One of my friends asked about teaching at a university in Korea. That's when I realized that I have not put my two cents in on the process yet. So here it is. If you have questions or need advice, you are welcome to contact me.
If you have a Master's in an English related field, getting a university job could be an easy process. All you need to do is visit Dave's ESL Cafe and check out JOBS-->Korean Job Board. You can do a "Find" search with the keyword "university" to help you evade the undesirables.
From what I saw when I checked the other day, my first university in Korea, Duksung Women's University, is hiring. That was a nice entrance into Korea in a quiet area of Seoul (Suyu) and near Hwa Gye Sah, a Zen Buddhist temple.
Working at Yonsei University was a very different experience. At Yonsei, there are less hours (12) and more vacation (4-5 months). If you are looking for the ideal situation, I would advise choosing a school that offers under 12 hours, free housing or stipend, and about 2500-3200 won per month. These jobs are sometimes listed on Dave's ESL, but they will be listed on the individual university websites first.
Here are a few schools in Seoul I would recommend:
A university like Duksung, where you teach close to 30 hours a week (even thought they say 16), can be a bit much. It is also a very campy experience. If you want to just enjoy Korea and have an easy experience with free housing, a place like Duksung may be just what the doctor ordered; however, if you want to make this into a new career, I would suggest taking a TESOL training course to fatten your resume, and try your hand at some of the bigger universities.
If you decide to teach outside of Seoul, or at a school that I have not listed, then be sure to do a Google search, and a quick check on the Job Forums for other people's experiences. Some schools are run as businesses (hogwans), and the treatment of teachers is fairly poor. That is why it is a good idea to see if there is any news on the forums; it could save you the effort of submitting an application.
Another thing to consider is the passport photo with your application. You will need a nice, wholesome image of yourself attached to each e-mail or paper application you send out. If you have something that is several years old, you just might want to get some new shots and extras made in case you need them. I would also get 20 or so copies of your transcripts, FBI background check, local Police background check, extra copies of your diplomas, and a notarized form that gives a lawyer or family member you trust at home "power of attorney" to handle any financial or academic issues while you're away (this can save you a 2k trip home).
6. VISA LINK

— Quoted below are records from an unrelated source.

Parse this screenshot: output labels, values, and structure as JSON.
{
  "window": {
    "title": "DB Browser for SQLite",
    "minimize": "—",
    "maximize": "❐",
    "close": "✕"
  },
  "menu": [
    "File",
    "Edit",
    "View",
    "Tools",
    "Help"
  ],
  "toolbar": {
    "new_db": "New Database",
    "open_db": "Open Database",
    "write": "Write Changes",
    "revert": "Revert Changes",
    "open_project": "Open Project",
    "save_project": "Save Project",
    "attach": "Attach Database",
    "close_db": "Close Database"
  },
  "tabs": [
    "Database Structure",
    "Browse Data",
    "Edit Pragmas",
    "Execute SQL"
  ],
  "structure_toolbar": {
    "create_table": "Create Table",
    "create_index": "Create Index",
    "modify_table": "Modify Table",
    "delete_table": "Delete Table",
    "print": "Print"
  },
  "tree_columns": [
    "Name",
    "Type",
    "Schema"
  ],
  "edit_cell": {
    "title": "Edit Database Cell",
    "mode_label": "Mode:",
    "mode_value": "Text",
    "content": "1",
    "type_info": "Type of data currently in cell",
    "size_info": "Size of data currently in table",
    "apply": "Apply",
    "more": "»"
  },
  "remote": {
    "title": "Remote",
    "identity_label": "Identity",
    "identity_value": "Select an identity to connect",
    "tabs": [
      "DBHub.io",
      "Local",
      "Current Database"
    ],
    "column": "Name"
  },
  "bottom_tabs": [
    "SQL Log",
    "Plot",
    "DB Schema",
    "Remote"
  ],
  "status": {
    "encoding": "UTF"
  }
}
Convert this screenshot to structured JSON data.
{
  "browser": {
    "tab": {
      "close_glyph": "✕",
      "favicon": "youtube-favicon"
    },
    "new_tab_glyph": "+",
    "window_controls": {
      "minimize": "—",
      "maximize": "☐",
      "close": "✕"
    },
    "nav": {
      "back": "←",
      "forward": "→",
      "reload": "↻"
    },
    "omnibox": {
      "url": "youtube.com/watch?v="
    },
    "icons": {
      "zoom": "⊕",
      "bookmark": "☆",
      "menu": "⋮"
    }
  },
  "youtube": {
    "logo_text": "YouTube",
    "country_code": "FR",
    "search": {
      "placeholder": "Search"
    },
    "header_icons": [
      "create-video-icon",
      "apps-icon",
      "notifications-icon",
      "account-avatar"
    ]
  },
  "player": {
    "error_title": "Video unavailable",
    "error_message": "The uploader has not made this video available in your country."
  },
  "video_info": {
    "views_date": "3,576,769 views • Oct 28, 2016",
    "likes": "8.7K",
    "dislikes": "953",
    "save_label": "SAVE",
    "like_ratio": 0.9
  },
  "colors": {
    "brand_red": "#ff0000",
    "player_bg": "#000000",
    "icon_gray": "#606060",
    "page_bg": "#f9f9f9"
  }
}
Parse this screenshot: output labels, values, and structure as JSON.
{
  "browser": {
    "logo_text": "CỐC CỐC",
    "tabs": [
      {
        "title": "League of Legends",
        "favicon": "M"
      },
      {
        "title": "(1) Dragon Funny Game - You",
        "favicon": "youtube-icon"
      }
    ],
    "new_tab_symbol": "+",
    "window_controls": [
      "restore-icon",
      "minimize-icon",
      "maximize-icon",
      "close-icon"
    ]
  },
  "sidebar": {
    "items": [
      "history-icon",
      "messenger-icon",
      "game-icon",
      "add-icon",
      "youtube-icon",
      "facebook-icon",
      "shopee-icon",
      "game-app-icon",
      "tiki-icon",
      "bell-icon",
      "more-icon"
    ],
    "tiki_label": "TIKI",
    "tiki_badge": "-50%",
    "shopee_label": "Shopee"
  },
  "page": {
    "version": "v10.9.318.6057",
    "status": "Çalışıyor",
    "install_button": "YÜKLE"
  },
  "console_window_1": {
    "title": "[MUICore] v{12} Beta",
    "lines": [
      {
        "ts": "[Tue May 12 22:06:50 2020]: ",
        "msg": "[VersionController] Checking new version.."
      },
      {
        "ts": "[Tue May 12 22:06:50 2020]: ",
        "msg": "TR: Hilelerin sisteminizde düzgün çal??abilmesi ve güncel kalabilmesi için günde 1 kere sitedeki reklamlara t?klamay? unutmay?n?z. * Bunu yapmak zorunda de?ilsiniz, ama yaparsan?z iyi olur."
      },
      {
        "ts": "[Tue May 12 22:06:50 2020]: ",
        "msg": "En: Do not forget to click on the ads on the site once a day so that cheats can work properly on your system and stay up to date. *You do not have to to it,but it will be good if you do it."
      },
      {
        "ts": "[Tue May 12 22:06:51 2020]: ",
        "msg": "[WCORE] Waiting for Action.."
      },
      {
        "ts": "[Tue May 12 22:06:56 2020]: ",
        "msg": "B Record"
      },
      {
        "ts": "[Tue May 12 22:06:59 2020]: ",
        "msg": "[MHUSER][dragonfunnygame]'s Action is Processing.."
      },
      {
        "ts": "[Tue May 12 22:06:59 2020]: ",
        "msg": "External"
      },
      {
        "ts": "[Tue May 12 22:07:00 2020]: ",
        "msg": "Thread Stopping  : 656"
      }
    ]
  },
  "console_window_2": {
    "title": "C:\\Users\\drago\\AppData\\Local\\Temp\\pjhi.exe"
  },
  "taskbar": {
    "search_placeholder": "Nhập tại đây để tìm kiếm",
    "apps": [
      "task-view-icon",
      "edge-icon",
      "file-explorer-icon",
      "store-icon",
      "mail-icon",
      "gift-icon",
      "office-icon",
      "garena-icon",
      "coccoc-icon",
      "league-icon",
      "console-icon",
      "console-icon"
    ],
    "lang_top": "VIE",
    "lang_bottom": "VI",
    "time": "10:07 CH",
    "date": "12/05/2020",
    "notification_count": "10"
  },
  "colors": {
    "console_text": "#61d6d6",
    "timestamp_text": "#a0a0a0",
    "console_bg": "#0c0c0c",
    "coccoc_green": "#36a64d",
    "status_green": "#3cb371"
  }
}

If I had to do it over again, I would probably go right back to Yonsei University. It was a nice experience with a great support system. Then again, Duksung was nice as well. Different places, but both what the doctor ordered.
I hope this helps. : )